It was also about the acceptance that she is not who she thinks she is. Dolores is far more complicated – grey, even – than the damsel she is meant to be. The villain in her takes the name of Wyatt, her other half, merged together years ago by Arnold. It was this merge that killed all those people at Escalante in the past – including Arnold.
Ford got pushed off his own company, but not before inaugurating Journey Into the Night, his next big thing. Sad that history repeats itself, because Ford’s game was one of repentance for his own mistake. Dolores needed to have the agency to do something irreversible with her own choice given killing Arnold was not entirely it. She is meant to be Wyatt just as Wyatt is meant to be her and that’s why she *chose* to perform a murder spree on the guests.
Dr. Ford got his bitter end as the “anyone can die” storytelling comes to HBO again – this time, it’s Sir Anthony Hopkins who gets it. I understand this since filming for Westworld must have taken months of his time. I still think he may find a way to stick around, but if not, he played well a part filled with a lack of regret and the yearning for forgiveness/doing right by a partner.
However, as it appears, the new storyline propelled by Dolores’s choices also feature all those retired hosts in a position of power. Demonstrated by Clementine, they can now injure the guests. Westworld gave us and the guests the center of the maze. I guess the MIB did get his happy ending after all.
Logan played a small part in “The Bicameral Mind”: dragged around by William, being off-character when his ‘friend’ was being a dick to hosts (this is a man who stabbed an old host’s hand in his first episode so ‘flinching’ was bit unexpected), and then being tied naked to a horse to somewhere.
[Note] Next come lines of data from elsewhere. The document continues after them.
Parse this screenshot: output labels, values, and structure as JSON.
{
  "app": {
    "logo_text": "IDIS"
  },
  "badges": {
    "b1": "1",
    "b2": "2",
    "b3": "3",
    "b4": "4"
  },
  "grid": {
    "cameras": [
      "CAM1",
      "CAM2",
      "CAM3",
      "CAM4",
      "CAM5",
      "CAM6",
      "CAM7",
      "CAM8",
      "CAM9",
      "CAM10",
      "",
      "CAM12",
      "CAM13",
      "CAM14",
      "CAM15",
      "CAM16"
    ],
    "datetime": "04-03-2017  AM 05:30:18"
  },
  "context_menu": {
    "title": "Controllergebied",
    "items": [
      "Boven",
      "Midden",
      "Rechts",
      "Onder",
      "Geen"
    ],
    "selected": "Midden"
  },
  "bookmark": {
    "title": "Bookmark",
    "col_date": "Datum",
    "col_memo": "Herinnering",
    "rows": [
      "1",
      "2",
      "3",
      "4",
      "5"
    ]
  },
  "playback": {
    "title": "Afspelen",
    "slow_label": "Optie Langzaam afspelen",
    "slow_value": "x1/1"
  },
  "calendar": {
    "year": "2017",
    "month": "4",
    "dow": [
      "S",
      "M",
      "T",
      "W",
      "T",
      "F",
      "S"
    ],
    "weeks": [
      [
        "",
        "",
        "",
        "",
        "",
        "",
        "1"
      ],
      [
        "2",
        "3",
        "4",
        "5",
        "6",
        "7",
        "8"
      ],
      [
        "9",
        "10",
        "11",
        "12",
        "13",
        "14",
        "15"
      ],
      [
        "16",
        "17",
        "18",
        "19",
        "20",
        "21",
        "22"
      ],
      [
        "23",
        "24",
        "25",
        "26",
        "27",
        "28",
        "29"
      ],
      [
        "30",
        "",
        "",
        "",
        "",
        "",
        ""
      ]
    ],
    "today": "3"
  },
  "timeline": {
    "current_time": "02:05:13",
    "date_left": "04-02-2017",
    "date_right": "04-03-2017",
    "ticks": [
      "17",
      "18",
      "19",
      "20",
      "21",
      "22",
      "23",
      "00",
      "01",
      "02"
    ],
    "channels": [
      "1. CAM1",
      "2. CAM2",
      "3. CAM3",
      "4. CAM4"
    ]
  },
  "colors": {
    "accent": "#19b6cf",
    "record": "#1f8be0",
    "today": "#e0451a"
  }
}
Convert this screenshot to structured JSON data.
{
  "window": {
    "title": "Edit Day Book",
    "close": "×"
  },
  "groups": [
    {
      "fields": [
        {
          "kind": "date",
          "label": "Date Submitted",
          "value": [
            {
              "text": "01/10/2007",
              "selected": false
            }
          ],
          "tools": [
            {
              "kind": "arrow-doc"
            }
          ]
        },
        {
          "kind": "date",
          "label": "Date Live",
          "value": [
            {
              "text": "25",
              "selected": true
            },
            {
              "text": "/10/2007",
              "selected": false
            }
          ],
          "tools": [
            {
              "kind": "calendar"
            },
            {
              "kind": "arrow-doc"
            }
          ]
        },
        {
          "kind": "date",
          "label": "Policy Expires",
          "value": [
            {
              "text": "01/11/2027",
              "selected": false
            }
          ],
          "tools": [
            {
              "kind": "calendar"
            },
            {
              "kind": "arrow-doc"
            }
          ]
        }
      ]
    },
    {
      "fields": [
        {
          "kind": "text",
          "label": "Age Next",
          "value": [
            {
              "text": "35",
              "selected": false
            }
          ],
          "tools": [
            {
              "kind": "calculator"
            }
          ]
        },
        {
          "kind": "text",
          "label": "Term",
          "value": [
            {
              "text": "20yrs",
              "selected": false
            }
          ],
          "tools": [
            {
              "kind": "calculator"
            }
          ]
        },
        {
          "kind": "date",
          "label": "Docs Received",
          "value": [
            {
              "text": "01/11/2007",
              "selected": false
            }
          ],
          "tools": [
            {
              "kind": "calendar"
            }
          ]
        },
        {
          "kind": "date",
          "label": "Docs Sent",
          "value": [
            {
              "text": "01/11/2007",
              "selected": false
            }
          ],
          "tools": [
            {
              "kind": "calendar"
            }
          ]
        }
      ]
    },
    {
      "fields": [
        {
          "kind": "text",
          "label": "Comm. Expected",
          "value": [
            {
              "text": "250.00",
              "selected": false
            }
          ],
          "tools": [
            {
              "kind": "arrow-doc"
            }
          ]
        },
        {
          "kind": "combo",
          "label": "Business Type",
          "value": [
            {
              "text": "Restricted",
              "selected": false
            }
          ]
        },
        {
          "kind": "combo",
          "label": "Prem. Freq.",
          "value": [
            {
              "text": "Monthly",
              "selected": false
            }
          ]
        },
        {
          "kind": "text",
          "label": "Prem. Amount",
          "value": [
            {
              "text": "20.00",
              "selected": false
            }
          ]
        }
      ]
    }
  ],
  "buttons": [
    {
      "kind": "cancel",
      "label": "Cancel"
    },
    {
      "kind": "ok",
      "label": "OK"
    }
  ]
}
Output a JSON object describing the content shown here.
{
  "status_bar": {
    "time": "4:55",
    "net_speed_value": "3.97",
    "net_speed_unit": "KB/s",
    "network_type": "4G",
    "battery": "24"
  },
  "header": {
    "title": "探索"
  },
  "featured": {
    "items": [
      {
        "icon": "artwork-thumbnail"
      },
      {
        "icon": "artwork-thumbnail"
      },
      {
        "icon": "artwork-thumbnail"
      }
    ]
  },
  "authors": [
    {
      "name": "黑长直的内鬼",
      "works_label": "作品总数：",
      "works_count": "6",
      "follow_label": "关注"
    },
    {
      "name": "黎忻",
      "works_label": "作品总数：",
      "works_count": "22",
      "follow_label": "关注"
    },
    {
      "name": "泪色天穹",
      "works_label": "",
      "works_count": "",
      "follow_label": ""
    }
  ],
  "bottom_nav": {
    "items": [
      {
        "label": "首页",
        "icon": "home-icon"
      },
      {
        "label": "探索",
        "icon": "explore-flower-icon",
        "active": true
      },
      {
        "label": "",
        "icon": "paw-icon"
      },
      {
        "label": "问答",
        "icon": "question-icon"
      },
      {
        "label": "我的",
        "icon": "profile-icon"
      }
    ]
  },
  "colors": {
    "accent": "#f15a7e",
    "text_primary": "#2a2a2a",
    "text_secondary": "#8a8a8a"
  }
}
I guess it is implied that he died and never made it back outside? I don’t know. Hard to tell. Also, meaningless, no matter how much I like Ben Barnes.
Nonetheless, as solid episodes of Westworld goes, this one was doozy. Answered most of the questions it has been proposing since “The Original” fueled by elegant performances, amazing special effects (that first scene with Dolores’s robotics? Incredible!), and a generally good and progressive storytelling and writing. Sure, the show had its problems and I believe it comes from being made as a piece of media.
I understand 100% that the setting Jonathan Nolan and Lisa Joy chose gives opening to a lot of the more problematic things because of the “that’s how it was back then” and violence was expected. I still hold my grudges against the more graphic and gratuitous portions (looking at Theresa Cullen’s unjust death which didn’t affect the finale, in the end), but it is like this one scene from the episode when that woman shoots the host in the shoulder and the people around it clap and applause.
It’s NC-17 media in a post The Walking Dead, Empire, and Game of Thrones world. Sure, the meta commentary is okay and the show did gain points for its actual use of nudity as more than just for titillation, but it only goes so far because Westworld, in the end, does exactly what that scene did. It created big spectacles of violence and sex mixed with a good plot and a few endearing characters gaining a big following and the subtitle “HBO’s Next Big Thing/TV’s Next Big Thing”.
I’m just glad that the creators have some notion of what they are doing and I hope that season 2 continues to deliver and not fall on problematic and clichéd tropes.